There is the virtue reality of primarily text-based interaction punctuated periodically by synchronous, video-streamed performances, as you are wont to call them. Their virtuality is rooted in the medium through which they manifest, but they have real, direct effects, I find, but more unforeseen, knock-on effects as well. I find they stimulate me cognitively, but also affectively, for in the end, they are real, human interactions. I have never once been tempted to wonder whether any of you are robots, automatons, or not-yet-publicly-known strain of AI. We all accept that the medium imposes limitations on that interaction, but I would say due to our expansive experience with it, we also overcome some – though certainly not all – of those limitations. The significance of the impacts of those interactions is directly reflected in the text-based interludes as it is in the videos as well.
For any random, unknown passer-by who decides to watch a video and perhaps read the pre- or post-video threads … well, for them, I’d say this is one kind of virtual reality, but it is one, at least to my mind, that is much akin to quality reading in general.
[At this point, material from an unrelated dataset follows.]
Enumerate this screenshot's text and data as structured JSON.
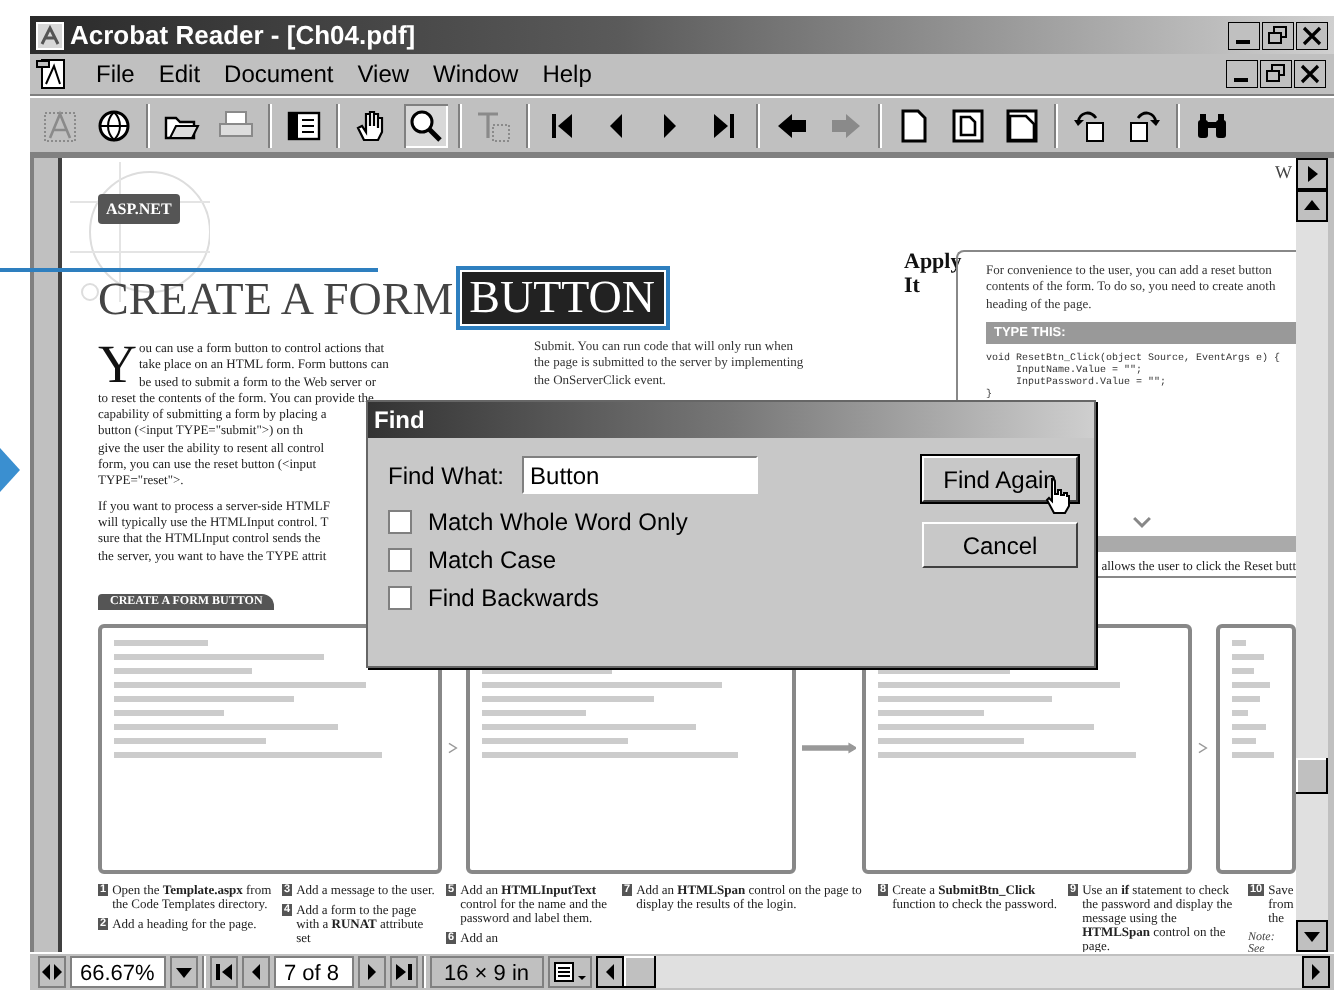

There are some people I know who are skimmers for information: any kind of text they encounter is really nothing more than container of potential information from which they can take what they want or need for whatever reasons they may have. This is a more virtual reality than the one we participants experience, to be sure, and one, I would assert, is much more superficial than the one we experience. This is not to say that these people could not encounter something that triggers a much deeper and longer lasting effect of some kind, but I would think this rarer than in situations where the interaction is more intense.
And then, there is that glove-and-goggle experience that originally gave rise for the name. That experience is one that is qualitatively different from any I’ve had before or since. It is really a virtual reality, one that before you put on the equipment you know is not “real” and one that you know, once you take the equipment off, was not “real”, but nevertheless leaves a kind of indelible impression. It’s not mind-blowing, but it is certainly mind-bending. This is the one I am most willing to dub as virtual, for other than the objects and environment which are being simulated, there is no real substance to it. A lot of form, very little substance. Sort of the opposite of our conversations.